In fact, a poll commissioned last year by researchers at the University of Scranton in Pennsylvania showed that just eight per cent of people who had made resolutions were successful. “But if your family is a part of the process,” says Vardy, “it’s more rewarding and more likely that those resolutions will stick.”
And that is great news for kids, says Mendlowitz. “There’s significant evidence that suggests goal-setting has a positive impact on children in terms of their ability to self-regulate, their motivation and achievement.” A good objective, especially in today’s time-pressed society, she says, is to have one weeknight when everyone eats a meal and participates in an activity together.
Vardy advocates for regular tech blackouts. “Consider putting your phone on airplane mode when you’re hanging out,” he says. You can still snap pictures or check the time, but you won’t be distracted by texts, email and social media notifications.
Fitness should be top of mind for families that make goals together, says Christa Costas-Bradstreet, a physical activity specialist with ParticipAction and a mother of two teen girls. “Only five per cent of Canadian children and youth are meeting physical activity guidelines, and only 15 per cent of adults,” she says.

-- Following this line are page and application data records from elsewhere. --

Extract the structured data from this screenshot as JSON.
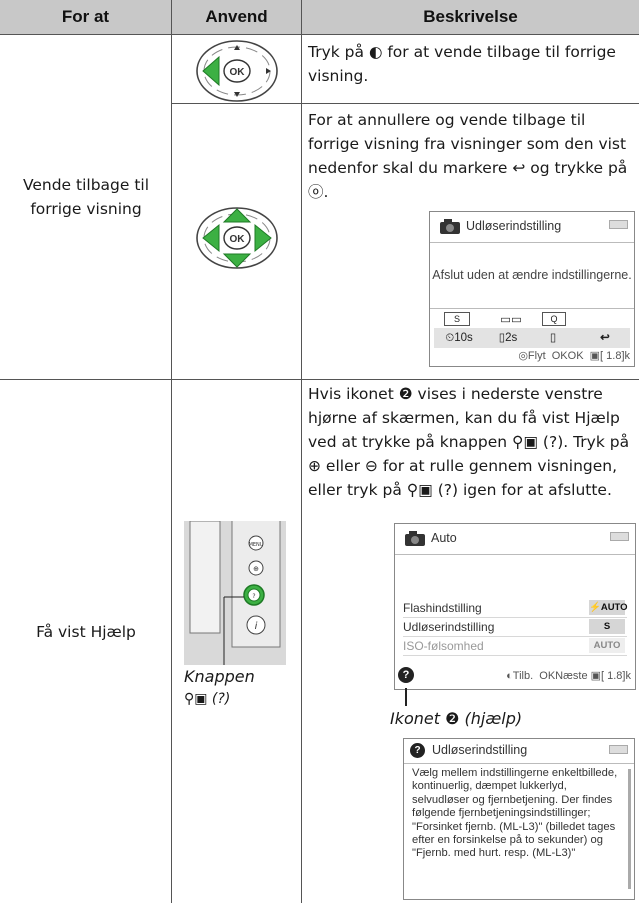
{
  "header": {
    "col1": "For at",
    "col2": "Anvend",
    "col3": "Beskrivelse"
  },
  "rows": [
    {
      "label": "Vende tilbage til forrige visning",
      "desc1": "Tryk på ◐ for at vende tilbage til forrige visning.",
      "desc2": "For at annullere og vende tilbage til forrige visning fra visninger som den vist nedenfor skal du markere ↩ og trykke på ⓞ.",
      "screen": {
        "title": "Udløserindstilling",
        "message": "Afslut uden at ændre indstillingerne.",
        "icons_row1": [
          "S",
          "▭▭",
          "Q"
        ],
        "icons_row2": [
          "⏲10s",
          "▯2s",
          "▯",
          "↩"
        ],
        "footer": "◎Flyt  OKOK  ▣[ 1.8]k"
      }
    },
    {
      "label": "Få vist Hjælp",
      "desc": "Hvis ikonet ❷ vises i nederste venstre hjørne af skærmen, kan du få vist Hjælp ved at trykke på knappen ⚲▣ (?). Tryk på ⊕ eller ⊖ for at rulle gennem visningen, eller tryk på ⚲▣ (?) igen for at afslutte.",
      "knappen_caption_1": "Knappen",
      "knappen_caption_2": "⚲▣ (?)",
      "auto_screen": {
        "title": "Auto",
        "items": [
          {
            "label": "Flashindstilling",
            "value": "⚡AUTO"
          },
          {
            "label": "Udløserindstilling",
            "value": "S"
          },
          {
            "label": "ISO-følsomhed",
            "value": "AUTO"
          }
        ],
        "footer": "◐Tilb.  OKNæste ▣[ 1.8]k"
      },
      "icon_caption": "Ikonet ❷ (hjælp)",
      "help_screen": {
        "title": "Udløserindstilling",
        "text": "Vælg mellem indstillingerne enkeltbillede, kontinuerlig, dæmpet lukkerlyd, selvudløser og fjernbetjening. Der findes følgende fjernbetjeningsindstillinger; \"Forsinket fjernb. (ML-L3)\" (billedet tages efter en forsinkelse på to sekunder) og \"Fjernb. med hurt. resp. (ML-L3)\""
      }
    }
  ]
}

To help with motivation, pick fun activities. Hit the bowling alley or swimming pool, or make snowmen in the backyard, suggests Costas-Bradstreet. “If it’s a wicked cold day, go outside for 10 minutes and run through the snow. You can still do some of the things you could do in the spring-just with more appropriate clothing.”